→ **About this exercise**:
Every line below that holds the string "icon" should be copied out.

→ **Records for processing**:
----------------------------------------
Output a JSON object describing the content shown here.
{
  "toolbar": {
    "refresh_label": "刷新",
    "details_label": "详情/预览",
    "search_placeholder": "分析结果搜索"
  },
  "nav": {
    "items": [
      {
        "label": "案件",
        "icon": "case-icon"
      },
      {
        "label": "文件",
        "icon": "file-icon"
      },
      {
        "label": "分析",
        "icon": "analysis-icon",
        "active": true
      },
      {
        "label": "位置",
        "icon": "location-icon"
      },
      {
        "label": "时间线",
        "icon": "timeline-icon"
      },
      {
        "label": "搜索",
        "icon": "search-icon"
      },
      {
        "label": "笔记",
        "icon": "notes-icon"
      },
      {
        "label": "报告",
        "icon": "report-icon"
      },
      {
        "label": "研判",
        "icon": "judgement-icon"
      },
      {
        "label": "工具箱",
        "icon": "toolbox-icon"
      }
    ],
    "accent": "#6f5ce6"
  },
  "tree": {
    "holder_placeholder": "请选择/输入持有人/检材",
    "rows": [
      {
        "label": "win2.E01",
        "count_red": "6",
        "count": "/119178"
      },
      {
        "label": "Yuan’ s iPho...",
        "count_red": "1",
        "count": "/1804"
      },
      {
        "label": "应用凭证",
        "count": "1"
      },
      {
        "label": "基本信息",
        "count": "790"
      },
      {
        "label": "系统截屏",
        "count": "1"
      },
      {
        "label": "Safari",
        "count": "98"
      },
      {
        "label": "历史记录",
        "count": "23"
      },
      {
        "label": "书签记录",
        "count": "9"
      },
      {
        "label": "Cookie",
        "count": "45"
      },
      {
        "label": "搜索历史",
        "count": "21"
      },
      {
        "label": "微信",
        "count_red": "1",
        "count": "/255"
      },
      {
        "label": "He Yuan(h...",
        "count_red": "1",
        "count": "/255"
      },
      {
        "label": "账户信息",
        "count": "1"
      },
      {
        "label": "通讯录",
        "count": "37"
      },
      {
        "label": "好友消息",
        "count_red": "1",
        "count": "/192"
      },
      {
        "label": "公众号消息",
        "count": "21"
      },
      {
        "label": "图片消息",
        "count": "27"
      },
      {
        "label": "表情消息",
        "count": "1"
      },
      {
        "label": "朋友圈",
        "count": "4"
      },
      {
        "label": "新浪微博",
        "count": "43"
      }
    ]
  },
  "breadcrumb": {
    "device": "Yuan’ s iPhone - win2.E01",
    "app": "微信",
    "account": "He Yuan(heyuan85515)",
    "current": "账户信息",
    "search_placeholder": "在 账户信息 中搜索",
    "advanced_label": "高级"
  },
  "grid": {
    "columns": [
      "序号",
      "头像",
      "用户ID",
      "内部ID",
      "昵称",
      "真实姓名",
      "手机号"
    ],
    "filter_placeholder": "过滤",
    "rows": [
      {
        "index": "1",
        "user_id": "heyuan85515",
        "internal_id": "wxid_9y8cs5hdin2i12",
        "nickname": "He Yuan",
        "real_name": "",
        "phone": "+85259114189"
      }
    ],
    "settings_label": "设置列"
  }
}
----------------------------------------
→ **Solution for this task**:
        "icon": "case-icon"
        "icon": "file-icon"
        "icon": "analysis-icon",
        "icon": "location-icon"
        "icon": "timeline-icon"
        "icon": "search-icon"
        "icon": "notes-icon"
        "icon": "report-icon"
        "icon": "judgement-icon"
        "icon": "toolbox-icon"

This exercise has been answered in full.